I have spent most of May discovering ancient footprints on Greek Islands and the coast of Turkey. It has been an incredible adventure. The great thing about traveling is being removed from my every day ruts and familiar things. When you travel you not only see new things and new people, you see yourself and your life in a new way as well.
And even though I travel in search of the past, I can’t help but come face to face with modern life. Whether it was being in Athens in the midst of riots about their economic crisis, or being in a Muslim country for the first time listening to the call to prayer from the minarets, I get to see humanity and cultures in all their facets.
I discovered some exciting and unexpected Roman footprints during my trip. Ancient Thera on Santorini was not on the itinerary but was nestled high up on the hill behind my hotel so I thought I’d go check out what was left up there. What I didn’t expect was a one kilometer stretch of ruins of a Roman era town. It was amazing.
The Roman tombs in caves beside a beach on the south coast of Crete were another pleasant surprise. I had stopped for a seafood lunch there along the Libyan Sea. After lunch, I just wandered over to look inside, and in the first cave I looked in I discovered niches and painting still on the walls and ceilings.
There were also the famous and popular sites, such as Athens and Ephesus. In Athens, I visited the less crowded Roman Agora and Hadrian’s Library, as well as the must see Acropolis. But while there were quite a few people visiting the Parthenon, it was nothing compared to the mass of humanity flooding Ephesus the morning I was there. It was rumored that three cruise ships were in Kusadasi that day and I think every one of their passengers was seeing the sights at Ephesus.

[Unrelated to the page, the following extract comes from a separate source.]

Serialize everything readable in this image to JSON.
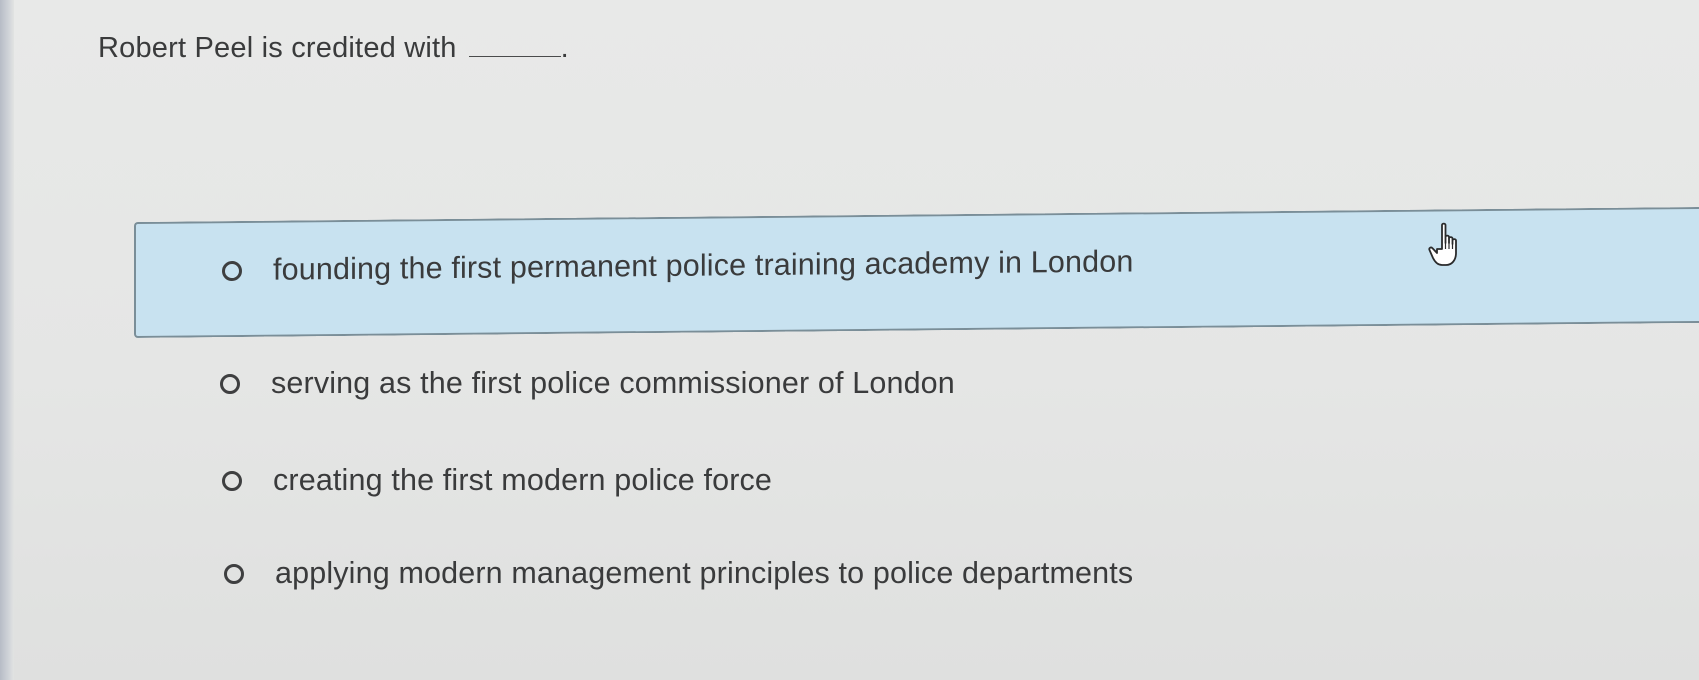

I’m still sorting out the photos and recovering from jetlag but I’ve come back feeling more alive than ever.